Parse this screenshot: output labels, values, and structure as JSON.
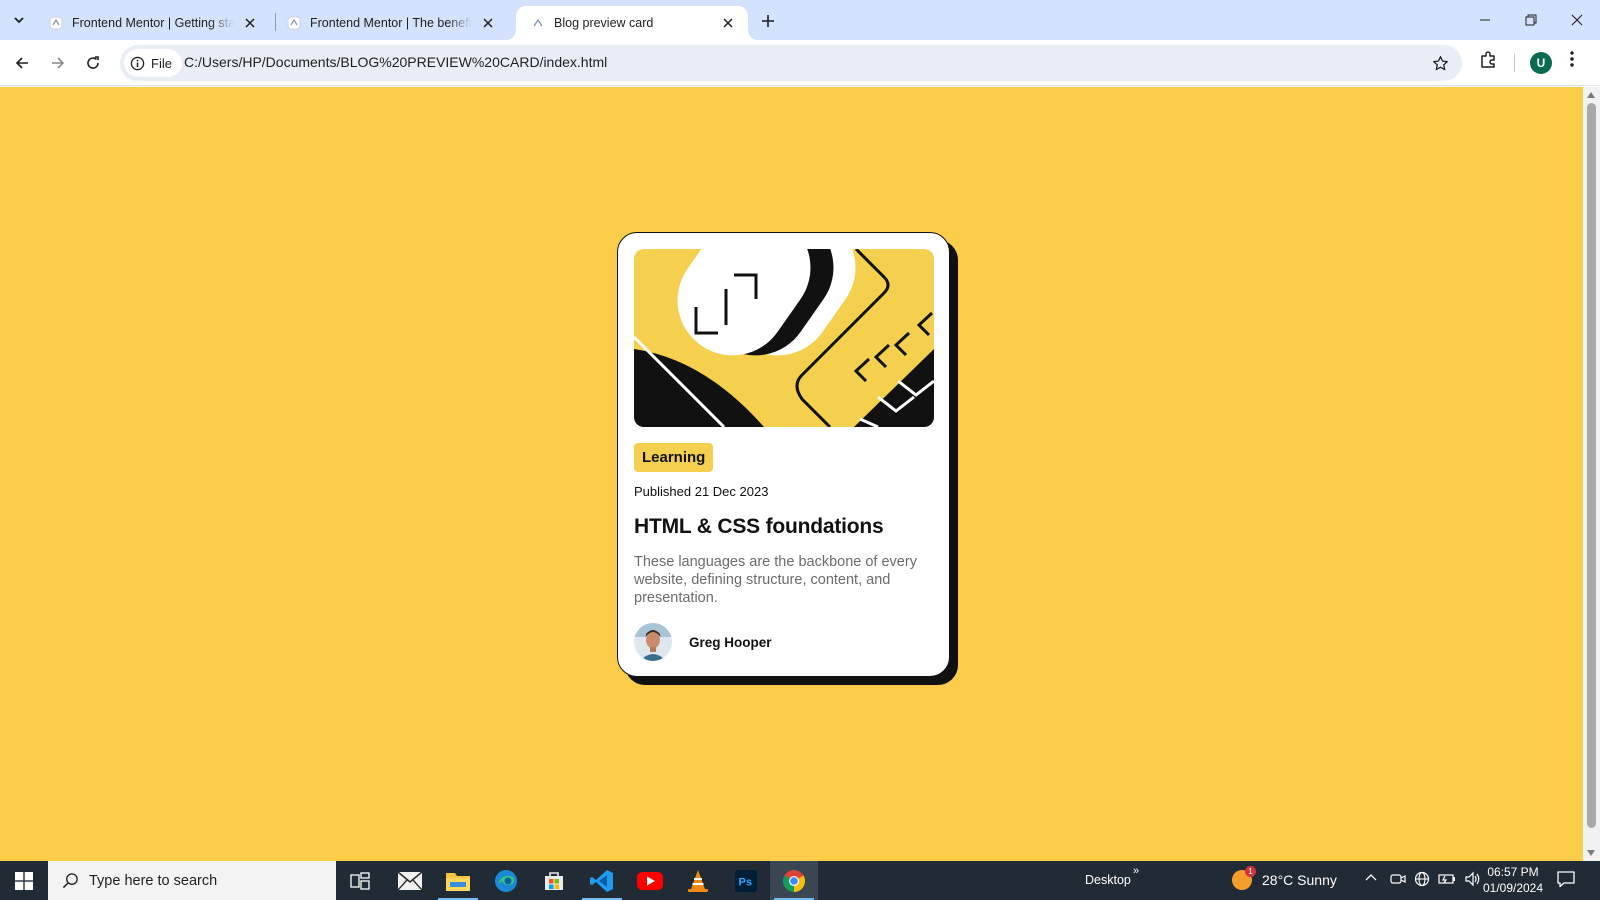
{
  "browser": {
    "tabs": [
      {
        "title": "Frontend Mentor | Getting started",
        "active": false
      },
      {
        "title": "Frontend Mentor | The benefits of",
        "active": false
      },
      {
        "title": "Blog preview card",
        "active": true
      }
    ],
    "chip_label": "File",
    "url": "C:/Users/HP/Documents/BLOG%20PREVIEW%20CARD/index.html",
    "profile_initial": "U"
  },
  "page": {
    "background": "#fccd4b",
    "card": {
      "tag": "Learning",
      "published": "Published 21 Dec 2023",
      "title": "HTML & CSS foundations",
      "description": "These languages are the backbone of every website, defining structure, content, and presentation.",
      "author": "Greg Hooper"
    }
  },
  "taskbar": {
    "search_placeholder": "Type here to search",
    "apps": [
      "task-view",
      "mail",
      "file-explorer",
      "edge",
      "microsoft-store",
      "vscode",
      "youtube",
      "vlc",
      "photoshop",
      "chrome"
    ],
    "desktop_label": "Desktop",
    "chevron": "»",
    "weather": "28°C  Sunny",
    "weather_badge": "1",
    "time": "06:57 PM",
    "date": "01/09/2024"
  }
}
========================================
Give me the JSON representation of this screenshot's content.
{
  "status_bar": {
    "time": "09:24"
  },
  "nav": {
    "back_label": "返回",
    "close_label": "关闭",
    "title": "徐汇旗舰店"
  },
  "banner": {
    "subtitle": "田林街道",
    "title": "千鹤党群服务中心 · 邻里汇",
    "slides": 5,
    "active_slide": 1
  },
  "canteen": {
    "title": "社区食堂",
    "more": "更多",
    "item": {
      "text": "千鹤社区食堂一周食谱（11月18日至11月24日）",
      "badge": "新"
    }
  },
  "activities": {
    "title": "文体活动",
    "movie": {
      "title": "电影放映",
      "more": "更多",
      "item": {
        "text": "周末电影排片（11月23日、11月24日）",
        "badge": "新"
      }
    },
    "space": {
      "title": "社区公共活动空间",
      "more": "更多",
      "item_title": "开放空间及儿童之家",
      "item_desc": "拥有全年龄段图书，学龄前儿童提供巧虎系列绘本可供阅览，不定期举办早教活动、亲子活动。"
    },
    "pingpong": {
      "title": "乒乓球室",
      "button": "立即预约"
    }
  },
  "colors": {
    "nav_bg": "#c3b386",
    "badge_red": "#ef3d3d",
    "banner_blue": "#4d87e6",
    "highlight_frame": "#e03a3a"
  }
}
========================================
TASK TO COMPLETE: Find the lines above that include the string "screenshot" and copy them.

EXERCISE ANSWER:
Parse this screenshot: output labels, values, and structure as JSON.
Give me the JSON representation of this screenshot's content.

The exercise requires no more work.